Record extracts section start

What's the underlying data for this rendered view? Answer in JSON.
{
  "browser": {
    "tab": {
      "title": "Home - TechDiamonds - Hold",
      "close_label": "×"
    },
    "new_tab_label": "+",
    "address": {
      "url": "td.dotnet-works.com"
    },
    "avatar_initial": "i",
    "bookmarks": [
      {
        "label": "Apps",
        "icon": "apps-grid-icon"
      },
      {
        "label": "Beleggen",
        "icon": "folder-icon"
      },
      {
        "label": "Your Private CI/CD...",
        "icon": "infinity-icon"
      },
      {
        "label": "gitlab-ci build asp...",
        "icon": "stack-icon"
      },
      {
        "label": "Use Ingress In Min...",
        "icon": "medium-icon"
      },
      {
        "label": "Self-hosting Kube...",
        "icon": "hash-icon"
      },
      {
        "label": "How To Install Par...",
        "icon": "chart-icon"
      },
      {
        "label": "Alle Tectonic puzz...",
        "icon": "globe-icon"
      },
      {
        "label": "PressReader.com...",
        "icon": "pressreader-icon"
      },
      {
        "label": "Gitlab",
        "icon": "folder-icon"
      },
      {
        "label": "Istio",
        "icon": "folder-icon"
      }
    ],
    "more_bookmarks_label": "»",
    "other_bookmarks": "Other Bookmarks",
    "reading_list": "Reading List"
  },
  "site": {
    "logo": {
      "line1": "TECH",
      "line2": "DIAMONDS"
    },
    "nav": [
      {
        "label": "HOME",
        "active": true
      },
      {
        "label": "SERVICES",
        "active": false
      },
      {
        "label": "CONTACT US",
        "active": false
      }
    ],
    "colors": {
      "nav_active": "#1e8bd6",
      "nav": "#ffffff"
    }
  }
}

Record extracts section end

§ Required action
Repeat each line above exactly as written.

§ Answer for the task
What's the underlying data for this rendered view? Answer in JSON.
{
  "browser": {
    "tab": {
      "title": "Home - TechDiamonds - Hold",
      "close_label": "×"
    },
    "new_tab_label": "+",
    "address": {
      "url": "td.dotnet-works.com"
    },
    "avatar_initial": "i",
    "bookmarks": [
      {
        "label": "Apps",
        "icon": "apps-grid-icon"
      },
      {
        "label": "Beleggen",
        "icon": "folder-icon"
      },
      {
        "label": "Your Private CI/CD...",
        "icon": "infinity-icon"
      },
      {
        "label": "gitlab-ci build asp...",
        "icon": "stack-icon"
      },
      {
        "label": "Use Ingress In Min...",
        "icon": "medium-icon"
      },
      {
        "label": "Self-hosting Kube...",
        "icon": "hash-icon"
      },
      {
        "label": "How To Install Par...",
        "icon": "chart-icon"
      },
      {
        "label": "Alle Tectonic puzz...",
        "icon": "globe-icon"
      },
      {
        "label": "PressReader.com...",
        "icon": "pressreader-icon"
      },
      {
        "label": "Gitlab",
        "icon": "folder-icon"
      },
      {
        "label": "Istio",
        "icon": "folder-icon"
      }
    ],
    "more_bookmarks_label": "»",
    "other_bookmarks": "Other Bookmarks",
    "reading_list": "Reading List"
  },
  "site": {
    "logo": {
      "line1": "TECH",
      "line2": "DIAMONDS"
    },
    "nav": [
      {
        "label": "HOME",
        "active": true
      },
      {
        "label": "SERVICES",
        "active": false
      },
      {
        "label": "CONTACT US",
        "active": false
      }
    ],
    "colors": {
      "nav_active": "#1e8bd6",
      "nav": "#ffffff"
    }
  }
}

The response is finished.